The way forward is to prevent incidents before they happen, and to be fully prepared if/when they do. A major factor in this vision is autonomous vehicle functions, as discussed around the cars from the Mercedes-Benz ESF (Experimental Safety Vehicles or Experimentelles Sicherheitsfahrzeug) program, which houses many of the prototypical versions of the automaker's safety innovations. ESF 2019, in particular, showcased many possible solutions for autonomous road safety, such as implementing ways to communicate with other drivers and passengers of what the vehicle may be doing while in self-driving mode, using LED screens on the rear windshield to display messages to following cars, and even indicating that its occupant is literally sleeping behind the wheel.
Specialists then walked us through the brand's four stages of its approach to crash safety.

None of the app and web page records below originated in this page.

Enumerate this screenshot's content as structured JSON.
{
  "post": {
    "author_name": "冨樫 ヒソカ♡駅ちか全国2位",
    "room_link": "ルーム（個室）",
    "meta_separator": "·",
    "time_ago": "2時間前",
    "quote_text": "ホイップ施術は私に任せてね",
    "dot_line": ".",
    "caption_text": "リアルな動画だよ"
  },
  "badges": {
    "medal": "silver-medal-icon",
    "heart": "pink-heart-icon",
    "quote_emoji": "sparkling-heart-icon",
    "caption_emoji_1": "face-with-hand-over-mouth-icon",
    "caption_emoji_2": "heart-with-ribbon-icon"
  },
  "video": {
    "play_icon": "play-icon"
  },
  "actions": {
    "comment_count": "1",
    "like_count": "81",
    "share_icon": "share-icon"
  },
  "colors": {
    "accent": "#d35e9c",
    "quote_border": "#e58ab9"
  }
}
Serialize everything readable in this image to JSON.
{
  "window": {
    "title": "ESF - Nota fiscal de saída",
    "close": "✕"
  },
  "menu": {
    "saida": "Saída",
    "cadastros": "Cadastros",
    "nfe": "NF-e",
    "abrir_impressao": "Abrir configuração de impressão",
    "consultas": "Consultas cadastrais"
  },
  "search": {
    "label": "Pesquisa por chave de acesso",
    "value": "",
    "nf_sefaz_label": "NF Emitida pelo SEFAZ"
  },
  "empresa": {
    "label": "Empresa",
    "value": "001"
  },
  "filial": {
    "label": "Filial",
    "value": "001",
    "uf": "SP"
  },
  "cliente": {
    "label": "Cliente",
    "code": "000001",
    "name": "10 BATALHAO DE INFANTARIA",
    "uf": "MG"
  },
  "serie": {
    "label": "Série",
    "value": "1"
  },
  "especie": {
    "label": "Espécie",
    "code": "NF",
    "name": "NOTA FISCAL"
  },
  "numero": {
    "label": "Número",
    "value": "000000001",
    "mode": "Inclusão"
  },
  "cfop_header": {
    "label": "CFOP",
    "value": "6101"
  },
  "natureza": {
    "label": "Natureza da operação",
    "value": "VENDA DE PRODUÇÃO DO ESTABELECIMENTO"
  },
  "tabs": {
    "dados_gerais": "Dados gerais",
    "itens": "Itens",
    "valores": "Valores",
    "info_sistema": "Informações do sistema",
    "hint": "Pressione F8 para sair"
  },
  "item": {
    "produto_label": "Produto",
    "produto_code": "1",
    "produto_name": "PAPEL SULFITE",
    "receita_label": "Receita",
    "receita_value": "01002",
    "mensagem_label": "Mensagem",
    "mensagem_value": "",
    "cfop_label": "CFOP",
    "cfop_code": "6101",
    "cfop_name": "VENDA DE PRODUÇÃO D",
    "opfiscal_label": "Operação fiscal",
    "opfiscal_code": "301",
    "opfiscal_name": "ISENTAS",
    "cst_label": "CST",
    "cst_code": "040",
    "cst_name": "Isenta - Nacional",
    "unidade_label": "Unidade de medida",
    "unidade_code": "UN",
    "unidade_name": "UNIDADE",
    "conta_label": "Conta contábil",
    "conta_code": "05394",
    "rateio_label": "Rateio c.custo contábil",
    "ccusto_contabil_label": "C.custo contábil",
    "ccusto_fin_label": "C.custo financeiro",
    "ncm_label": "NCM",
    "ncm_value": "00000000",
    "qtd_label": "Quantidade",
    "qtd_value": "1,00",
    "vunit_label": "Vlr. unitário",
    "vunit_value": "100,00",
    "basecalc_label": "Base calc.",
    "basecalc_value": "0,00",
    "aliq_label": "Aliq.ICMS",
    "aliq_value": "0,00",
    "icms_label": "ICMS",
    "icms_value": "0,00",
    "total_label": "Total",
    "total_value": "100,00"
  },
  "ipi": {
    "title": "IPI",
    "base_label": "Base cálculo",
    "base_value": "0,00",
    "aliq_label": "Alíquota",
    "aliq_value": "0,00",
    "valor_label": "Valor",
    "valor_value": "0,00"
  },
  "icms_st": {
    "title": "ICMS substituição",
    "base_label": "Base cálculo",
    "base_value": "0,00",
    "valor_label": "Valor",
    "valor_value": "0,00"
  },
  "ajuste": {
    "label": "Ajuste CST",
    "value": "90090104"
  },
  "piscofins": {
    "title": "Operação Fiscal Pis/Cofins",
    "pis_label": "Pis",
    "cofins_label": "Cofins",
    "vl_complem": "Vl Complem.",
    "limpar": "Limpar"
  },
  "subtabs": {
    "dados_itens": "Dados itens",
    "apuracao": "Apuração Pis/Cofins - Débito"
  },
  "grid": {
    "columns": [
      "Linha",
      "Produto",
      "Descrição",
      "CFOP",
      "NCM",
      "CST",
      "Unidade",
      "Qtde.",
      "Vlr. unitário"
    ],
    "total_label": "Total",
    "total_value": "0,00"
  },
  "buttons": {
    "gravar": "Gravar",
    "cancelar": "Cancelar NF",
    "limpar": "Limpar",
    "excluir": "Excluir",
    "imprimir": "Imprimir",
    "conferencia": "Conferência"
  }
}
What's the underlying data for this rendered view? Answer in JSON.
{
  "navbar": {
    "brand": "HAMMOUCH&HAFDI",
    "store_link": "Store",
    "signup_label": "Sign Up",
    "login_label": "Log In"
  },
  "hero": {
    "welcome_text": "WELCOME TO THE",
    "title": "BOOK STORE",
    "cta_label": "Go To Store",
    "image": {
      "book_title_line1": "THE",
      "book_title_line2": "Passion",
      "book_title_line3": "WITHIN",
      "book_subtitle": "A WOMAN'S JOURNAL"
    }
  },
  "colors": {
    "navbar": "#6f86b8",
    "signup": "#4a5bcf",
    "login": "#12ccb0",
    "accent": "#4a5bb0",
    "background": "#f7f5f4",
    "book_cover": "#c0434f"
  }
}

Stage one is assistance, provided by functions like emergency braking and blind-spot monitoring. Stage two is preparation for when the car's "safety brain" senses an imminent collision, engaging systems like seat-belt tensioners and prepping the airbags for deployment.
Stage three, airbag deployment, is about protection, and stage four is helping in post-collision situations with automatic hazard lights, calling emergency centers, and—with EVs—automatically shutting down the high-voltage system, allowing responders to safely access the vehicle. Our specialist pointed out that emergency responders procedurally disconnect the battery at the start of a rescue in a gas-powered car and that Mercedes provides a wire for them to cut in its EVs for the same purpose.